Tuesday, September 25, 2007
Home Shell Gets Viscous with Tatneft
Sep. 25, 2007 - Kommersant - The Anglo-Dutch Shell Oil Co. has begun its third production project in Russia. On Thursday, Tatneft plans to sign an agreement with Shell forming a joint venture to develop shale oil deposits in Tatarstan. There are 12 such deposits known in the Cheremshano-Bastryksky licensed zone in Tatarstan with a total recoverable reserves of 26 million tons. Tatneft expects the joint venture to produce 1.5 million tons of shale oil per year by 2017. Shell produces 2.5 percent of the world's oil and 3 percent of the world's natural gas. It owns 27.5 percent of shares in Sakhalin Energy, operator of the Sakhalin 2 project; 50 percent of Salym Petroleum Development, the project to develop the eponymous deposits; 27 filling stations in Moscow and St. Petersburg; and 50 percent of Shell and Aerofuels, which fuels airplanes at Domodedovo Airport in Moscow. Salym Petroleum Development is expected to produce 4 million tons of oil this year, and Sakhalin should produce around that amount as well. Shell already produces shale oil in a joint venture with Chevron and Western Oil Sands LP in which Shell owns 60 percent. They produce 7.5 tons of shale oil per year from oil-bearing sands in Canada as part of the Athabasca Oil Sands Project. The company expect to boost production to 12.5 million tons per year by 2010 and to meet 10 percent of Canada's oil needs with it. The 12 deposits in Tatarstan had long been considered unprofitable.
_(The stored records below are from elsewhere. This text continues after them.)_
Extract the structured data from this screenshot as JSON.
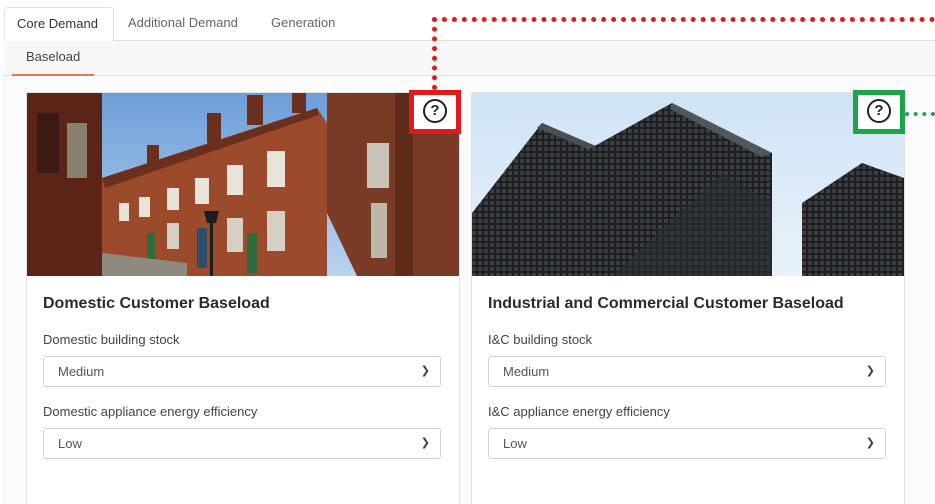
{
  "tabs": [
    {
      "label": "Core Demand",
      "active": true
    },
    {
      "label": "Additional Demand",
      "active": false
    },
    {
      "label": "Generation",
      "active": false
    }
  ],
  "subtabs": [
    {
      "label": "Baseload",
      "active": true
    }
  ],
  "cards": [
    {
      "title": "Domestic Customer Baseload",
      "fields": [
        {
          "label": "Domestic building stock",
          "value": "Medium"
        },
        {
          "label": "Domestic appliance energy efficiency",
          "value": "Low"
        }
      ]
    },
    {
      "title": "Industrial and Commercial Customer Baseload",
      "fields": [
        {
          "label": "I&C building stock",
          "value": "Medium"
        },
        {
          "label": "I&C appliance energy efficiency",
          "value": "Low"
        }
      ]
    }
  ],
  "help_icon_glyph": "?",
  "colors": {
    "accent_underline": "#e8764f",
    "highlight_red": "#e01b1b",
    "highlight_green": "#1da34a"
  },
  "icons": {
    "help": "question-circle-icon",
    "dropdown": "chevron-down-icon"
  }
}
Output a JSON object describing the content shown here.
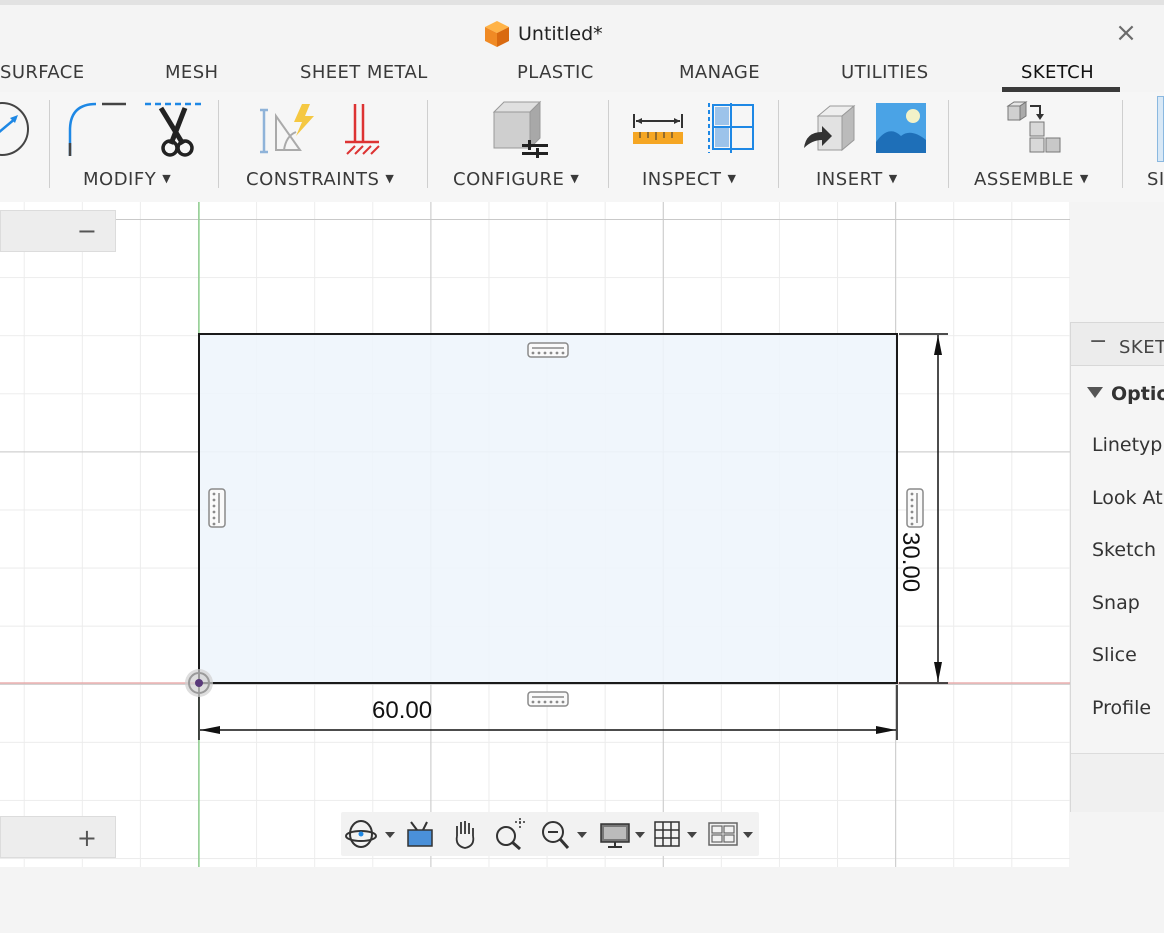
{
  "window": {
    "title": "Untitled*",
    "close_label": "×"
  },
  "tabs": [
    {
      "label": "SURFACE"
    },
    {
      "label": "MESH"
    },
    {
      "label": "SHEET METAL"
    },
    {
      "label": "PLASTIC"
    },
    {
      "label": "MANAGE"
    },
    {
      "label": "UTILITIES"
    },
    {
      "label": "SKETCH",
      "active": true
    }
  ],
  "ribbon": {
    "groups": [
      {
        "label": "MODIFY"
      },
      {
        "label": "CONSTRAINTS"
      },
      {
        "label": "CONFIGURE"
      },
      {
        "label": "INSPECT"
      },
      {
        "label": "INSERT"
      },
      {
        "label": "ASSEMBLE"
      },
      {
        "label": "SI"
      }
    ],
    "icons": [
      "sketch-offset-icon",
      "fillet-icon",
      "trim-icon",
      "constraints-icon",
      "fix-constraint-icon",
      "configure-icon",
      "measure-icon",
      "interference-icon",
      "insert-derive-icon",
      "insert-image-icon",
      "assemble-component-icon"
    ]
  },
  "left_panel": {
    "collapse_label": "−",
    "expand_label": "+"
  },
  "sketch": {
    "width_dimension": "60.00",
    "height_dimension": "30.00",
    "colors": {
      "profile_fill": "#eef5fc",
      "line": "#1a1a1a",
      "x_axis": "#e8a0a0",
      "y_axis": "#7ed07e"
    }
  },
  "sketch_palette": {
    "minimize_label": "−",
    "title": "SKETC",
    "section": "Optio",
    "rows": [
      "Linetyp",
      "Look At",
      "Sketch",
      "Snap",
      "Slice",
      "Profile"
    ]
  },
  "navbar": {
    "icons": [
      "orbit-icon",
      "look-at-icon",
      "pan-icon",
      "zoom-window-icon",
      "zoom-icon",
      "display-settings-icon",
      "grid-icon",
      "viewports-icon"
    ]
  }
}
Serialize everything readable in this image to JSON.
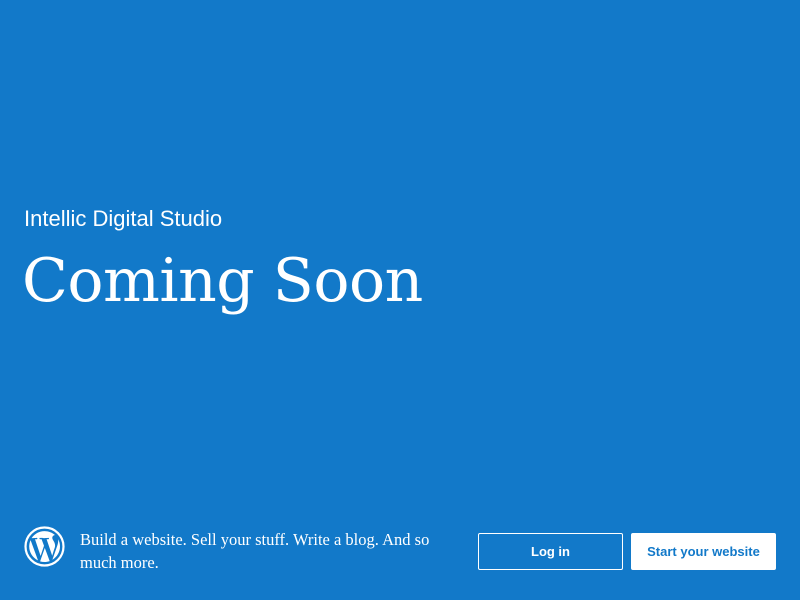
{
  "site": {
    "name": "Intellic Digital Studio",
    "headline": "Coming Soon"
  },
  "footer": {
    "logo_icon": "wordpress-logo-icon",
    "tagline": "Build a website. Sell your stuff. Write a blog. And so much more.",
    "login_label": "Log in",
    "start_label": "Start your website"
  },
  "colors": {
    "background": "#1279c9",
    "text": "#ffffff",
    "button_primary_bg": "#ffffff",
    "button_primary_text": "#1279c9"
  }
}
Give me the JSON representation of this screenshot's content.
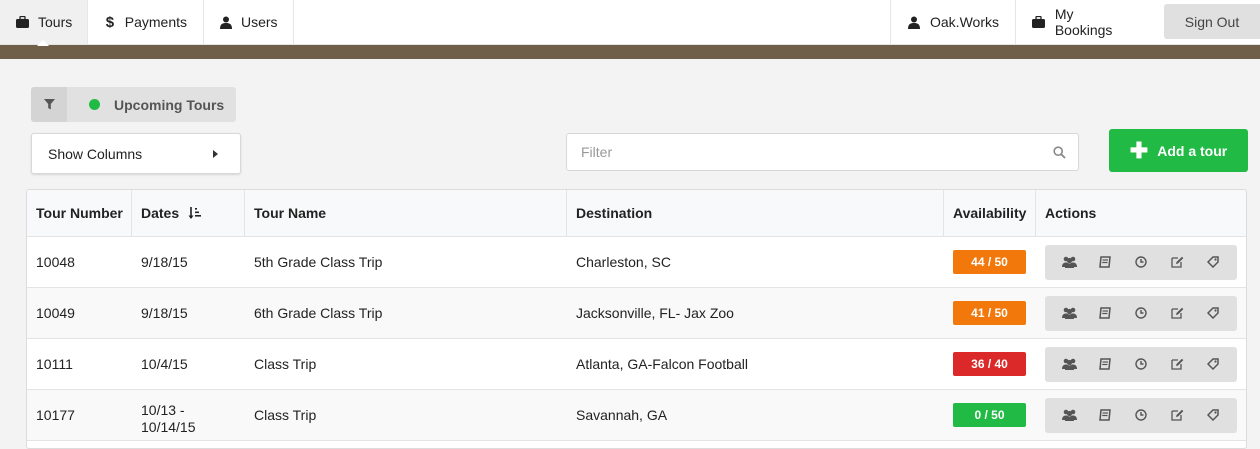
{
  "nav": {
    "tours": "Tours",
    "payments": "Payments",
    "users": "Users",
    "account": "Oak.Works",
    "bookings": "My Bookings",
    "signout": "Sign Out"
  },
  "upcoming": {
    "label": "Upcoming Tours",
    "dot_color": "#21ba45"
  },
  "show_columns": "Show Columns",
  "filter": {
    "placeholder": "Filter"
  },
  "add_tour": "Add a tour",
  "table": {
    "headers": [
      "Tour Number",
      "Dates",
      "Tour Name",
      "Destination",
      "Availability",
      "Actions"
    ],
    "rows": [
      {
        "number": "10048",
        "dates": "9/18/15",
        "dates2": "",
        "name": "5th Grade Class Trip",
        "destination": "Charleston, SC",
        "availability": "44 / 50",
        "color": "#f2780c"
      },
      {
        "number": "10049",
        "dates": "9/18/15",
        "dates2": "",
        "name": "6th Grade Class Trip",
        "destination": "Jacksonville, FL- Jax Zoo",
        "availability": "41 / 50",
        "color": "#f2780c"
      },
      {
        "number": "10111",
        "dates": "10/4/15",
        "dates2": "",
        "name": "Class Trip",
        "destination": "Atlanta, GA-Falcon Football",
        "availability": "36 / 40",
        "color": "#db2828"
      },
      {
        "number": "10177",
        "dates": "10/13 -",
        "dates2": "10/14/15",
        "name": "Class Trip",
        "destination": "Savannah, GA",
        "availability": "0 / 50",
        "color": "#21ba45"
      }
    ]
  },
  "colors": {
    "brown_bar": "#6f5f49",
    "green": "#21ba45",
    "orange": "#f2780c",
    "red": "#db2828"
  },
  "icons": [
    "briefcase-icon",
    "dollar-icon",
    "user-icon",
    "filter-icon",
    "search-icon",
    "users-icon",
    "book-icon",
    "clock-icon",
    "edit-icon",
    "tag-icon",
    "sort-icon"
  ]
}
That changed when Tatneft succeeded in having them recategorized as high-viscosity oil deposits, freeing them from the mineral use tax under a Federal Mineral Use Agency (Rosnedra) decision earlier this year. Technological developments have also lowered the cost of shale oil production in recent years. Tatarstan is a particularly promising site for its production because its deposits are located at a depth of 80-200 m. instead of 1-1.5 km., which is usual throughout the world.